While all the official results were yet to come in yesterday, the trends were clear. Nawaz Sharif’s Pakistan Muslim League (Nawaz) party, though short of getting an absolute majority in the National Assembly, was poised to head the new government in Pakistan.
Imran Khan’s Pakistan Tehrik-i-Insaf (PTI) party looked set become the second-largest party in the National Assembly, edging out the ruling Pakistan People’s Party (PPP). The PTI has done well, even if not to the extent expected by its now anguished, youthful supporters.
The PPP, the only party with a significant presence in all provinces, dominated in Sindh as expected, but failed at the national level by losing seats elsewhere. The PTI has not done well in Punjab’s provincial elections, but will be the largest party in the Khyber Paktunkhwa provincial assembly elections, replacing the Awami National Party (ANP). It could form the provincial government, gain experience and showcase its suitability for national governance.

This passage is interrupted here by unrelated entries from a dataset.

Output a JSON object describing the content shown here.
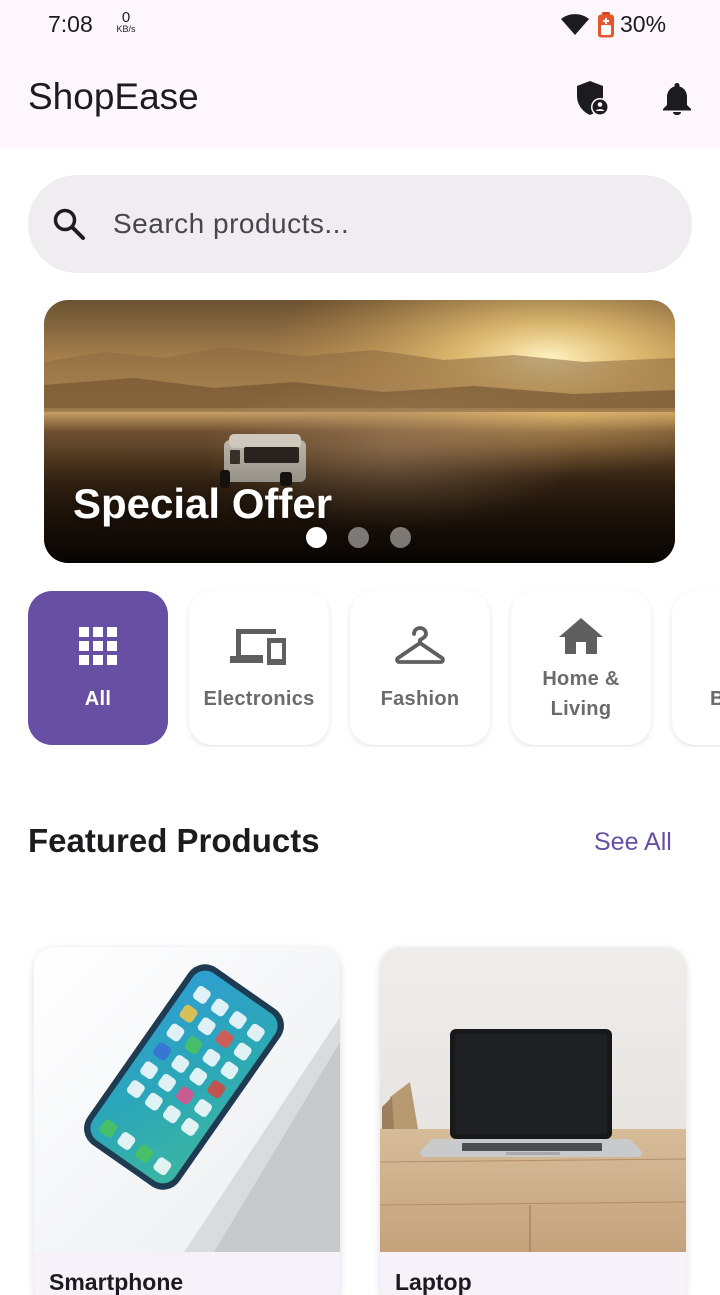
{
  "status_bar": {
    "time": "7:08",
    "net_speed": "0",
    "net_unit": "KB/s",
    "battery": "30%"
  },
  "app_bar": {
    "title": "ShopEase",
    "icons": [
      "shield-account-icon",
      "bell-icon"
    ]
  },
  "search": {
    "placeholder": "Search products..."
  },
  "banner": {
    "title": "Special Offer",
    "slides": 3,
    "active_slide": 1
  },
  "categories": [
    {
      "label": "All",
      "icon": "grid-icon",
      "active": true
    },
    {
      "label": "Electronics",
      "icon": "devices-icon",
      "active": false
    },
    {
      "label": "Fashion",
      "icon": "hanger-icon",
      "active": false
    },
    {
      "label": "Home & Living",
      "icon": "home-icon",
      "active": false
    },
    {
      "label": "B",
      "icon": "",
      "active": false
    }
  ],
  "featured": {
    "title": "Featured Products",
    "see_all": "See All",
    "products": [
      {
        "name": "Smartphone"
      },
      {
        "name": "Laptop"
      }
    ]
  },
  "colors": {
    "primary": "#6750a4",
    "surface": "#fdf7fd",
    "search_bg": "#efedf0",
    "card_bg": "#f7f2fa"
  }
}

What are the implications of the election, and what does it portend for the future of this nuclear regional power of 180 million people? The election exercise, involving 86 million voters, 15,629 candidates contesting 848 federal and provincial assembly seats, 645,000 polling staff, 600,000 security personnel and 69,801 polling stations, went off well despite the worst pre-election terrorist violence in Pakistan’s history.
The highest-ever turnout of 60 per cent shows the importance voters gave to the elections by defying terror threats. Sadly, some incidents of violence occurred on polling day. The Pakistan Taliban’s selective targeting of progressive parties did not provide them with a level playing field. To an extent, their complaints are justified, but in the case of the PPP, which ruled at the federal level and the ANP, which led the provincial government in Khyber Paktunkhwa, the results reflect the public’s unhappiness with them.

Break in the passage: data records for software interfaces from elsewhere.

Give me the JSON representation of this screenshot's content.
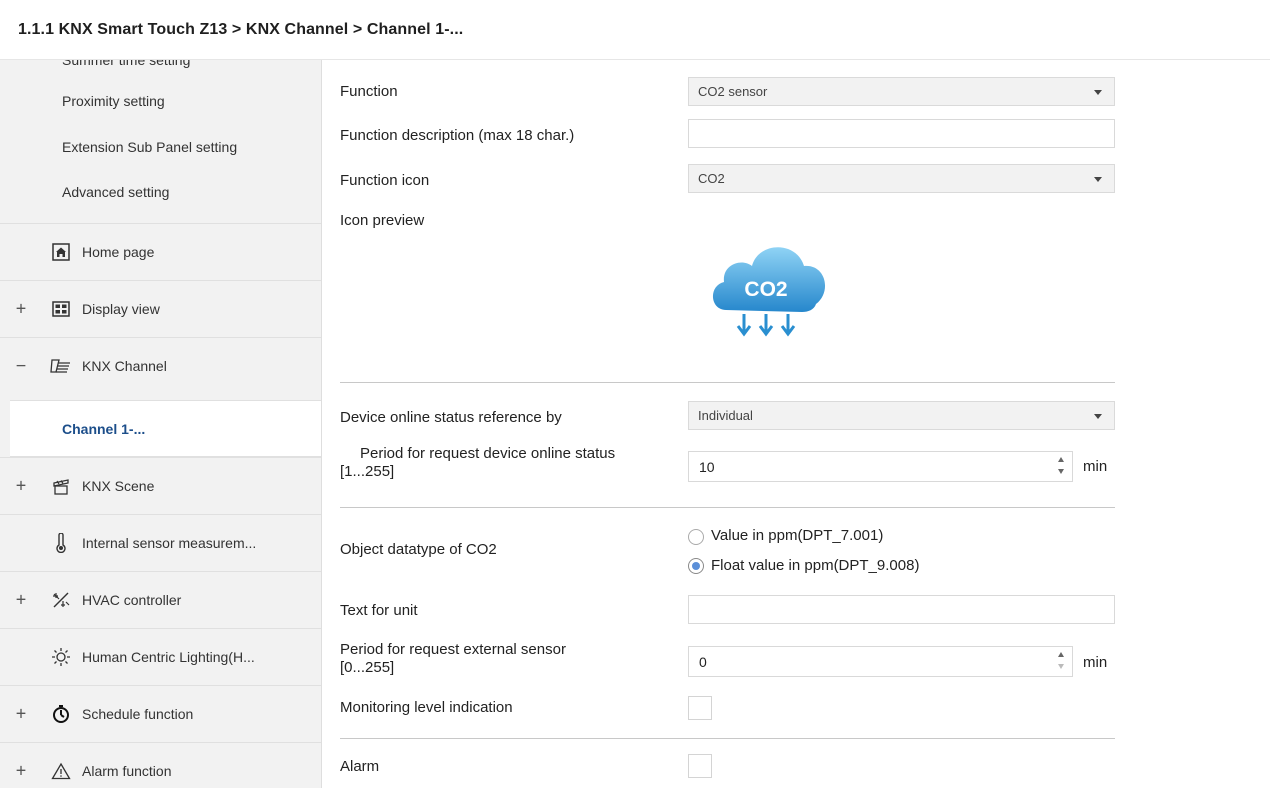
{
  "breadcrumb": "1.1.1 KNX Smart Touch Z13 > KNX Channel  > Channel 1-...",
  "sidebar": {
    "cut_item": "Summer time setting",
    "sub_items": [
      "Proximity setting",
      "Extension Sub Panel setting",
      "Advanced setting"
    ],
    "items": [
      {
        "prefix": "",
        "icon": "home-icon",
        "label": "Home page"
      },
      {
        "prefix": "+",
        "icon": "display-grid-icon",
        "label": "Display view"
      },
      {
        "prefix": "−",
        "icon": "channel-icon",
        "label": "KNX Channel"
      },
      {
        "prefix": "",
        "icon": "",
        "label": "Channel 1-..."
      },
      {
        "prefix": "+",
        "icon": "scene-icon",
        "label": "KNX Scene"
      },
      {
        "prefix": "",
        "icon": "thermometer-icon",
        "label": "Internal sensor measurem..."
      },
      {
        "prefix": "+",
        "icon": "hvac-icon",
        "label": "HVAC controller"
      },
      {
        "prefix": "",
        "icon": "sun-icon",
        "label": "Human Centric Lighting(H..."
      },
      {
        "prefix": "+",
        "icon": "timer-icon",
        "label": "Schedule function"
      },
      {
        "prefix": "+",
        "icon": "warning-icon",
        "label": "Alarm function"
      }
    ]
  },
  "form": {
    "function_label": "Function",
    "function_value": "CO2 sensor",
    "description_label": "Function description (max 18 char.)",
    "description_value": "",
    "icon_label": "Function icon",
    "icon_value": "CO2",
    "preview_label": "Icon preview",
    "preview_text": "CO2",
    "online_ref_label": "Device online status reference by",
    "online_ref_value": "Individual",
    "period_online_label_1": "Period for request device online status",
    "period_online_label_2": "[1...255]",
    "period_online_value": "10",
    "period_online_unit": "min",
    "datatype_label": "Object datatype of CO2",
    "datatype_options": [
      "Value in ppm(DPT_7.001)",
      "Float value in ppm(DPT_9.008)"
    ],
    "datatype_selected": 1,
    "unit_text_label": "Text for unit",
    "unit_text_value": "",
    "period_ext_label_1": "Period for request external sensor",
    "period_ext_label_2": "[0...255]",
    "period_ext_value": "0",
    "period_ext_unit": "min",
    "monitoring_label": "Monitoring level indication",
    "monitoring_checked": false,
    "alarm_label": "Alarm",
    "alarm_checked": false
  },
  "colors": {
    "active_label": "#1c4e8a",
    "cloud_top": "#74c6f0",
    "cloud_bottom": "#2a8fd0",
    "radio_dot": "#5b8fd8"
  }
}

The new factor is the rise of Imran Khan’s PTI as the third force in what used to traditionally be a two-horse race. Imran’s charisma, his reputation untouched by allegations of corruption, a desire for change from 42 years of misrule and support from the educated/liberal circles and youth is clear. So why did the PTI not do even better?
Perhaps Imran did not have the time to put together a nationwide party organisation or to field candidates for every seat in the national and provincial elections.
The youth surge is perhaps the most significant factor in the elections, but with inadequate educational opportunities, joblessness, growth of religious conservatism and lack of cable penetration in the rural areas, the percentage of youth supporting the PTI is more than matched by those supporting the PML(N) and the religious parties.
Punjab, Pakistan’s largest province, has the largest number of seats in the National Assembly and the biggest provincial legislature. Sharif, whose party — with brother Shahbaz Sharif as chief minister — has governed Punjab for the past five years is an old campaigner and his well-oiled party organisation did well.
While their transport projects have taken the limelight, improving the state educational system in Punjab with catalytic support from the UK’s development assistance programme is a noteworthy achievement requiring follow-up and replication elsewhere in Pakistan. Education and infrastructure are key to Pakistan’s progress.
While hoping for an absolute majority in the 272-seat National Assembly, Sharif has invited all parties to work together to face challenges such as the energy crisis and poverty. The reality is that Pakistan will need to be governed by a coalition approach, if not a formal coalition. The PTI will not join Sharif as Imran has made it clear that he will not join either the PPP or the PML (N) as he regards them as birds of a feather. Hence an arrangement will probably be worked out with the PPP.
In any case, the PPP will control Sindh, which cannot be alienated as it is the second-largest province. In Balochistan, the PML (N) is now represented and a coalition will be the outcome. With the PTI as the largest party in Khyber Paktunkhwa, the fact that both the PML(N) and the PTI have similar positions on reaching political rather than military solutions to resolve the Taliban problem should facilitate a working accommodation.
The apprehension of a hung parliament is now over. A strong government which will now emerge, run by capable politicians ready to appoint and be advised by competent bureaucrats of integrity, is well positioned to take back space on foreign policy, security , defence and nuclear policy from the military which had moved into the vacuum created by weak governments and politicians unversed in these crucial issues.
An active opposition in the National Assembly led by Imran will also be a healthy development and accountability check.
To overcome the energy crisis, revive the economy, restore foreign exchange reserves and combat extremism and terrorism, Sharif will need to create national consensus where possible, or at least coalitions of the willing. With that base he will be better poised to tackle issues in external affairs, engage with the US wary of his position on terrorism, improve relations with India without compromising Pakistan’s national interests, and meet the challenge increasingly presented by Afghanistan as the US withdraws.
Sharif has the gravitas and should have learnt from what he has undergone in the last two decades. He also has the PPP’s example before him of the fate of a government that disappoints its electorate.
Ambassador Tariq Osman Hyder is a former Pakistani diplomat.